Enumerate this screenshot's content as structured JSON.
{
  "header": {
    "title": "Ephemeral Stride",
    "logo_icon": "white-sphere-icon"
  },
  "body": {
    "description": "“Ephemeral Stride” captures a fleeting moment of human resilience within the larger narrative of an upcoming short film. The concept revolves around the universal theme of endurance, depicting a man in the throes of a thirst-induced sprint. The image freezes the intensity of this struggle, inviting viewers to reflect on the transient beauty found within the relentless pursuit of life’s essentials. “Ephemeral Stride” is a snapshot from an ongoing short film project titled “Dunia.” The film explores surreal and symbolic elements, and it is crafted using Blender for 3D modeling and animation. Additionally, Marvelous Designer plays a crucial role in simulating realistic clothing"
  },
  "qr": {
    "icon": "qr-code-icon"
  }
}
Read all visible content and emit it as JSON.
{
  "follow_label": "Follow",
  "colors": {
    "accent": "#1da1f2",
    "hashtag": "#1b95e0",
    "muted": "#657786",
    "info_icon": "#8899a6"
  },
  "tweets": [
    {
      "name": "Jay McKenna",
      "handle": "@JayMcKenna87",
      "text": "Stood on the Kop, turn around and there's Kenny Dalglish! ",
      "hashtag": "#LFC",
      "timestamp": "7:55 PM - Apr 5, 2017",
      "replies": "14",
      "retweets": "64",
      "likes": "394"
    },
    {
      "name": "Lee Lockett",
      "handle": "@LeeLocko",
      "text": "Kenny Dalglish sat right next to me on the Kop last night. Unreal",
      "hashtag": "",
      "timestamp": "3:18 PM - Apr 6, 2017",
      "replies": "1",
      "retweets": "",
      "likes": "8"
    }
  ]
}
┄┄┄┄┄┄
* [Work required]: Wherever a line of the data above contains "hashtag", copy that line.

* [Expected answer]:
    "hashtag": "#1b95e0",
      "hashtag": "#LFC",
      "hashtag": "",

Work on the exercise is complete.